During the hunt for Moat, the officer who was in charge at the time (shown at one point leading a column of armed officers wearing a military style helmet at a jaunty angle, which with his casual clothes, protective 'vest' and firearm, made him look an amateur), spoke about his command. After Moat's car was found in Rothbury, he set teams to search for Moat in the surrounding woods and fields, because he was convinced he was there. Although, it seemed obvious to everyone, surely?

The Lee Rigby murder is covered and again, as we watch the armed police arrive and the murderers run straight at them, the female officer explaining that she feared for her life and shots were fired. Again, the terrorist lives, shot in the leg. Is it only innocent members of the public with chair legs in bags who can hit with kill shots?

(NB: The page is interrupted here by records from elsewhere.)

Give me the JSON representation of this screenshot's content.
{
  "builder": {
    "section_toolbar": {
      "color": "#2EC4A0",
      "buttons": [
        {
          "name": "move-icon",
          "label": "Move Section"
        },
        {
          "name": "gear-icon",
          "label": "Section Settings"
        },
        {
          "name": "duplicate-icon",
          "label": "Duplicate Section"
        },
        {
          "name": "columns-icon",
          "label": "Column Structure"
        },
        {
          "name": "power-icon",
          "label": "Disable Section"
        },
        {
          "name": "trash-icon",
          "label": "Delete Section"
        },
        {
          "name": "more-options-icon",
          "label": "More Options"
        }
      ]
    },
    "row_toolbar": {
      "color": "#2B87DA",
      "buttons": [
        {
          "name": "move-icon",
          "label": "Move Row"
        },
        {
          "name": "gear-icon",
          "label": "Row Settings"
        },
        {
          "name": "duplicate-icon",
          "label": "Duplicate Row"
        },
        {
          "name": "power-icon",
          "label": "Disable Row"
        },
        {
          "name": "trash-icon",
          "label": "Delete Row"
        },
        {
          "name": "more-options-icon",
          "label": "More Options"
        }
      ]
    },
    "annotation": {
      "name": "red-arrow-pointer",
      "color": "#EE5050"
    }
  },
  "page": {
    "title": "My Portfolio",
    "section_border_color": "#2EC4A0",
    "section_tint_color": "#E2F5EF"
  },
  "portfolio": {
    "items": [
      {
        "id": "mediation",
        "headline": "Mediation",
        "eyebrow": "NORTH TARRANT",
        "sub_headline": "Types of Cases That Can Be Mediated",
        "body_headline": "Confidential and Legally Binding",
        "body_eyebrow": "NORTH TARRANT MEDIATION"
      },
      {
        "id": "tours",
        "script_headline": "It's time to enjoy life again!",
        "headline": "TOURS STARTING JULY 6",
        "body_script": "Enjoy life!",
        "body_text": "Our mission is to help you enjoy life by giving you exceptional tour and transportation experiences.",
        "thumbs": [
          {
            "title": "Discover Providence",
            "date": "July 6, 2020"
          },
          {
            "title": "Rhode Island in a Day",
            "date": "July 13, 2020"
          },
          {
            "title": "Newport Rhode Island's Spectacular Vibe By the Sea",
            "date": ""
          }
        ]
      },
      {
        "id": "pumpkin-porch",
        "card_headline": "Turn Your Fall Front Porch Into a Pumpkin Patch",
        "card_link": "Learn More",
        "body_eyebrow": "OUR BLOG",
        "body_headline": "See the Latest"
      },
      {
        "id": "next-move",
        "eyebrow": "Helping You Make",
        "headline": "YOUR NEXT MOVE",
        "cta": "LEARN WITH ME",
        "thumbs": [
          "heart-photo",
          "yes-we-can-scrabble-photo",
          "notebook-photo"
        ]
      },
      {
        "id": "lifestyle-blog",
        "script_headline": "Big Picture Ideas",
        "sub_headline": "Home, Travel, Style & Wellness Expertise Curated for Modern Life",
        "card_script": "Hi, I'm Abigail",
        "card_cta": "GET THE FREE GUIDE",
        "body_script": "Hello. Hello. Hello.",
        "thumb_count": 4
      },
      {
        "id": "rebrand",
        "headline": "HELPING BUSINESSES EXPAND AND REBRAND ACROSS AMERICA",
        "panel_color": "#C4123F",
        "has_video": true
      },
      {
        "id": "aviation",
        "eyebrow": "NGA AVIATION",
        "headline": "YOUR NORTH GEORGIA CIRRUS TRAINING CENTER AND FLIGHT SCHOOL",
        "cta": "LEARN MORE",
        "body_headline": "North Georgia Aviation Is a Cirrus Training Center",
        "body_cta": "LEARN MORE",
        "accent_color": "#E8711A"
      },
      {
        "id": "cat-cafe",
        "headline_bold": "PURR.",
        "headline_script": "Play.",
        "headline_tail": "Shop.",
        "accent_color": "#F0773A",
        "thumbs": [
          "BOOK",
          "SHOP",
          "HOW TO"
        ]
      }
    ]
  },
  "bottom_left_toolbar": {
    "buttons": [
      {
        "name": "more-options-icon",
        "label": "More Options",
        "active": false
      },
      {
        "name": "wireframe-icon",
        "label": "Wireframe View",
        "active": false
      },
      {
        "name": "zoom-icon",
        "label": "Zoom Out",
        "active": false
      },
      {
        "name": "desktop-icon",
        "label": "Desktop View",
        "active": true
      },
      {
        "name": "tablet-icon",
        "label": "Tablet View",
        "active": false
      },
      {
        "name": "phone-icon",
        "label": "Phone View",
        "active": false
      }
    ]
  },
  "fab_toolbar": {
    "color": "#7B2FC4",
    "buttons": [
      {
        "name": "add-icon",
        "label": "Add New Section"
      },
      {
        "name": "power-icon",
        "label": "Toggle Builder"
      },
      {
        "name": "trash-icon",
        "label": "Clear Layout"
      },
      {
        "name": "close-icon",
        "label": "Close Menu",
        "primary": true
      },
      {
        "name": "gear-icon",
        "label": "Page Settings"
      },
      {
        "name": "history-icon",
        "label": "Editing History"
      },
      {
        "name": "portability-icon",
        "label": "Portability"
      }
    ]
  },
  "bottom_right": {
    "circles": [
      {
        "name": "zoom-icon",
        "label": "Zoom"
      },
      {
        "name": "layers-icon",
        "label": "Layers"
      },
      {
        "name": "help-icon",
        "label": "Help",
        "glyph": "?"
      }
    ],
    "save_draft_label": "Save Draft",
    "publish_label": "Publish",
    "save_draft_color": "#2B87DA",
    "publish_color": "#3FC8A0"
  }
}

I also watched with interest the carefully edited footage of the response to the terrorist attack in Borough market in 2017. Firstly the voiceover tells us the police are armed with handguns and high velocity carbines. Except they are not, some may have rifles, but usually, carbines of lower velocity, which is more appropriate in an urban environment. But research is tedious, no?

Then we see the BMW X5 arriving where officers deploy immediately and open fire. They needed to. No what wasn't shown was that the driver forgot to put the handbrake on and one of the officers falls over as the car rolls forward into them, having run round in front of it. Funny, if the fallen officer didn't then become a target for one of the knifemen. These ones definitely didn't survive. Better tactics overall, led to the conclusion.

The programme is awful and merely a PR piece to convince the public how brilliant the armed police are, when in fact, a balanced objective analysis would more likely suggest that our armed officers are poorly trained, use dire tactics and are very, very badly led. But, undoubtedly very brave individuals. We all deserve better.